But he does think that a consensus exists in the field that “an act of random violence without a political motive, perpetrated by a troubled person, is not terrorism.”
Every year or two, Piazza consults with Washington-based organizations such as the National Counterterrorism Center.
“Oftentimes their mission is to get the bad guy,” he said. “That’s not my mission. My mission it to understand why it happens.”
It’s for that reason that Piazza is helping to build an online homeland security master’s degree program. He wants to use the program as “a conduit for what we know as academics to try to help people in those professions use (the information) as best as possible.”
Piazza came to Penn State in 2010 after teaching at the University of North Carolina at Charlotte for seven years and at Meredith College in Raleigh, N.C., for four years.

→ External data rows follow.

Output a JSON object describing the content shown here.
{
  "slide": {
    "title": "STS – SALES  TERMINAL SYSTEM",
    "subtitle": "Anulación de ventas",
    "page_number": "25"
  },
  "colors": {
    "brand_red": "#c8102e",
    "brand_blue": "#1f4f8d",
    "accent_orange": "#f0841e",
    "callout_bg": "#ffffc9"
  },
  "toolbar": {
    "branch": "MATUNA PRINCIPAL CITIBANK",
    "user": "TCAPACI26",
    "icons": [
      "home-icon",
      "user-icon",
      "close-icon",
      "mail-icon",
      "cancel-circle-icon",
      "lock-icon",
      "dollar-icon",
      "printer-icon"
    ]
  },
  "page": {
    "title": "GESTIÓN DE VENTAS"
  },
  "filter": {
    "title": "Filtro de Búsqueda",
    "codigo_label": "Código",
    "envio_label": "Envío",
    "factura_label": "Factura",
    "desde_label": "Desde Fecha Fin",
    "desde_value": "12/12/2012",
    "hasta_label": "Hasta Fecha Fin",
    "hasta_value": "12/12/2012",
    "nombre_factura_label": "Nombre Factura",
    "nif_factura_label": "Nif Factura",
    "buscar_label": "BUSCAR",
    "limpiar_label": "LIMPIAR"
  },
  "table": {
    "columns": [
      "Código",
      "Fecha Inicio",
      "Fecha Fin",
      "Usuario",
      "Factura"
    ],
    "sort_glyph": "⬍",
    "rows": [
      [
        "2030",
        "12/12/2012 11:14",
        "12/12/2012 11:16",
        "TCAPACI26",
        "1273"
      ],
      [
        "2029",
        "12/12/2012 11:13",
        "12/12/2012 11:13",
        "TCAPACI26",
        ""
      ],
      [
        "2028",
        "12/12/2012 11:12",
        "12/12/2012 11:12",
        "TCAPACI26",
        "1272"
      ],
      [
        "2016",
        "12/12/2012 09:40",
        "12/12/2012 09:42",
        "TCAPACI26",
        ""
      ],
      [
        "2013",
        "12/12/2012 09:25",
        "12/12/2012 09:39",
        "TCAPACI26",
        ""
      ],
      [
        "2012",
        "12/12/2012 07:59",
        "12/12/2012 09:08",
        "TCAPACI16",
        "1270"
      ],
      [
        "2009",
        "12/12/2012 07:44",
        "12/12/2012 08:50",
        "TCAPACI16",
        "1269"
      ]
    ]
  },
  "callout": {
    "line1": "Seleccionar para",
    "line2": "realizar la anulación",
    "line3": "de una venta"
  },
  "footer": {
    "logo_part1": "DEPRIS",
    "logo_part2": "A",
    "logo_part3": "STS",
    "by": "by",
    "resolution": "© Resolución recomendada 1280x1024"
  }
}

He was a student majoring in political science during the Gulf War in 1991, and that changed what he wanted to study. He got his master’s degree from the University of Michigan in Middle Eastern studies and his doctorate in politics from New York University.
After 9/11, policymakers were looking for an effective way to fight terrorism, he said, and “making a lot of statements like if we tackle poverty, or if we handle issues of poor education, poor opportunity, that will reduce terrorist activity. I thought that was pretty plausible.”
His first study — precisely about poverty and terrorism — did not find results consistent with that train of thought. “That was my gateway into this. I just started doing more and more of this stuff until it became my overall agenda.”
“The contemporary terrorist threat that Americans think about the most, or worry about the most, is from religiously motivated terrorists,” Piazza said. “It tends to be coming from parts of the world where Islam is the major religion, but that’s something that’s really a feature of contemporary terrorism that we are facing after 9/11.”
The most relevant threats to Americans, according to Piazza, are from al-Qaida and the Islamic State, “movements that are motivated from interpretation of religion.”
But Piazza makes the point that “if you look at terrorist activity in the Middle East, a lot of it is secular terrorism — people that may come from a Muslim background and may be in a Muslim country but are not talking about Islam when they are committing terrorist attacks.”
This, he finds, is one of the biggest misconceptions with the current terrorist threats the public faces.
Douglas Lemke, a colleague in the political science department, said Piazza has “a tremendous work ethic, so that once he’s got a question in his mind a paper is soon to be produced and published.”
“He’s a really nice guy given the awful things he studies,” said Joseph Young, a collaborator with Piazza and an associate professor at American University.
Renato Buanafina is a Penn State journalism student.